Log-jam at ports
UK firms halt supplies amid Irish border chaos
Percy Pig has become a victim of Brexit paperwork
UPDATE 9 JAN: Marks & Spencer and Debenhams are among a number of UK companies which have suspended supplies to Northern Ireland because of delays caused by Brexit red tape.
M&S said it feared its food would not reach its destination and therefore it would temporarily halt shipments.
Problems are also mounting for retailers that use the UK as a distribution hub for European business which face possible tariffs if they re-export goods to the EU.
M&S chief executive Steve Rowe said: “The best example I can give you of that is Percy Pig.
“Percy Pig is actually manufactured in Germany. If it comes to the UK and we then send it to Ireland, in theory it would have some tax on it.”
The tax implication has also hit exports of the sweets to stores in France and the Czech Republic.
The rules of origin requirement has also persuaded Debenhams to stop shipping goods to Northern Ireland.
Other retailers, including John Lewis and TKMaxx, have identified similar problems – and have suspended some of their European sales.
Parcels giant DPD has suspended some services, while Scottish seafood exporter John Ross said the chaos at ports was like being “thrown in the cold Atlantic without a lifejacket”.
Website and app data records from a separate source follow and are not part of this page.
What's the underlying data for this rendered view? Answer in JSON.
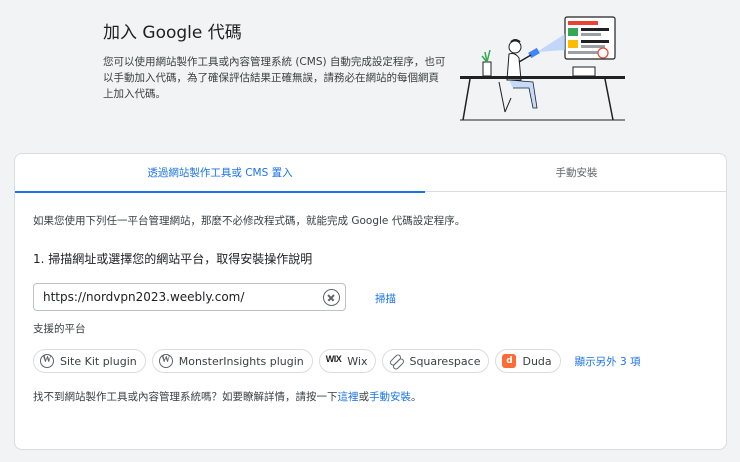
{
  "header": {
    "title": "加入 Google 代碼",
    "description": "您可以使用網站製作工具或內容管理系統 (CMS) 自動完成設定程序，也可以手動加入代碼，為了確保評估結果正確無誤，請務必在網站的每個網頁上加入代碼。"
  },
  "tabs": [
    {
      "label": "透過網站製作工具或 CMS 置入"
    },
    {
      "label": "手動安裝"
    }
  ],
  "panel": {
    "intro": "如果您使用下列任一平台管理網站，那麼不必修改程式碼，就能完成 Google 代碼設定程序。",
    "step1": "1. 掃描網址或選擇您的網站平台，取得安裝操作說明",
    "url_value": "https://nordvpn2023.weebly.com/",
    "scan_label": "掃描",
    "platforms_label": "支援的平台",
    "platforms": [
      {
        "label": "Site Kit plugin",
        "icon": "wordpress-icon"
      },
      {
        "label": "MonsterInsights plugin",
        "icon": "wordpress-icon"
      },
      {
        "label": "Wix",
        "icon": "wix-icon"
      },
      {
        "label": "Squarespace",
        "icon": "squarespace-icon"
      },
      {
        "label": "Duda",
        "icon": "duda-icon"
      }
    ],
    "more_label": "顯示另外 3 項",
    "footer_prefix": "找不到網站製作工具或內容管理系統嗎？如要瞭解詳情，請按一下",
    "footer_link1": "這裡",
    "footer_or": "或",
    "footer_link2": "手動安裝",
    "footer_suffix": "。"
  },
  "colors": {
    "accent": "#1a73e8",
    "background": "#f1f3f4",
    "duda": "#ff6b35"
  }
}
Most hauliers are being caught without the required paperwork. While the trade deal avoids tariffs and quotas, companies now require documentation such as export health certificates and declarations.
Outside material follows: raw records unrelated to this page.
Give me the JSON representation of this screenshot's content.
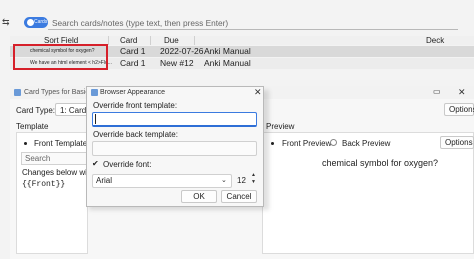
{
  "browser": {
    "toggle_label": "Cards",
    "search_placeholder": "Search cards/notes (type text, then press Enter)",
    "columns": [
      "Sort Field",
      "Card",
      "Due",
      "Deck"
    ],
    "rows": [
      {
        "sort_field": "chemical symbol for oxygen?",
        "card": "Card 1",
        "due": "2022-07-26",
        "deck": "Anki Manual"
      },
      {
        "sort_field": "We have an html element < h2>Flo...",
        "card": "Card 1",
        "due": "New #12",
        "deck": "Anki Manual"
      }
    ],
    "accent_color": "#3b7be0",
    "highlight_color": "#d6202a"
  },
  "card_types": {
    "title": "Card Types for Basic",
    "card_type_label": "Card Type:",
    "card_type_value": "1: Card",
    "template_label": "Template",
    "preview_label": "Preview",
    "options_label": "Options",
    "front_template_label": "Front Template",
    "search_placeholder": "Search",
    "changes_text": "Changes below will",
    "front_field": "{{Front}}",
    "front_preview_label": "Front Preview",
    "back_preview_label": "Back Preview",
    "preview_options_label": "Options",
    "preview_text": "chemical symbol for oxygen?"
  },
  "dialog": {
    "title": "Browser Appearance",
    "front_template_label": "Override front template:",
    "front_template_value": "",
    "back_template_label": "Override back template:",
    "back_template_value": "",
    "override_font_label": "Override font:",
    "override_font_checked": true,
    "font_value": "Arial",
    "font_size": "12",
    "ok_label": "OK",
    "cancel_label": "Cancel"
  }
}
The Road Haulage Association, the trade body representing road transport and freight logistics operators, told the Evening Standard in London the “real extent of the impact this red tape is having on industry and businesses” will only start to be felt in the coming weeks because volumes for import and export are at the lowest point in the year.
Traffic through the port of Dover is currently down 85% from its 2019 average and some firms were stockpiling before the Brexit deadline.
Cabinet Office minister Michael Gove admitted on Friday that although disruption at Britain’s borders has not yet been “too profound”, “it is the case that in the weeks ahead, we expect that there will be significant additional disruption – particularly on the Dover-Calais route”.
Tavish Scott: ‘confusion everywhere’ (pic: Terry Murden)
Tavish Scott, chief executive of the Scottish Salmon Producers Organisation, said: “Had a deal been concluded even a couple of months ago, that would have given our producers and hauliers the time to test out the new systems, trial the paperwork and get everything in place.
“As it is, we have had lorry loads of salmon stuck in Scotland, waiting for the right paperwork, we have seen delays in France because of IT problems in bringing in whole new systems and confusion everywhere.”
Some ferries serving the Republic of Ireland have been booked up as traders avoid Britain to get to and from Europe.
One Irish port recorded a sixfold increase in freight on direct routes with Europe this week, while traffic on Irish Sea routes has halved.
At the same time there was a 50% decline in freight volumes between Rosslare Europort and Fishguard in Wales as businesses and transport companies avoided the new post-Brexit customs and regulatory controls at the EU-UK border.
There have been 1,148 freight units carried on 18 direct sailings between Rosslare and Dunkirk and Cherbourg in France with DFDS and Stena and to Bilbao in Spain on Brittany Ferries between 2-7 January compared with 197 units on three services last year.
Rosslare Europort told the Irish Times it was speaking to other shipping lines about setting up new direct services given the level of interest in avoiding Brexit checks through Britain.
The Republic has temporarily eased customs checks to allow lorries from Britain to get goods to market.
Amid claim and counter claim over who is responsible for vehicles being turned away at ports, the republic’s revenue department said part of the blame rested with businesses which had failed to prepare for the Brexit change.
It said British firms had not understood the extra requirements they should have known about in advance.
Customs arrangements were relaxed to help ease a backlog of lorries already building up in England and Wales.
Exporters can use an emergency movement reference number (MRN) to allow them to board ferries if they are unable to complete all the necessary paperwork.
The Irish Road Haulage Association claimed IT systems are not working properly and had not been tested, an assertion rejected by the Revenue department.
The Revenue said that its systems were “operating fully and correctly” and that “without exception” every system-related query that it has investigated “was a user error rather than a system error”.
Hauliers which would normally cross from Holyhead in Wales to Dublin and drop off goods north and south of the border are choosing to reroute through Scotland and cross to Northern Ireland instead to try to avoid delays, according to The Independent.
Another problem is a shortage of vets to carry out required checks on food consignments. Also, the customs system does not allow for a whole consignment to be declared under one number. Instead, declarations need to be made for each type of good that is being transported, creating a significant burden of administrative work.
Seamus Leheny, policy manager at Logistics UK, said implementing customs controls and food safety controls together on 1 January “is just too much”.
“The problem is that suppliers of produce are not ready. When goods are being collected in England, those goods are not ready. The customs haven’t been done, the SPS [food safety control] hasn’t been done.
“The message just hasn’t got through what they need to do.”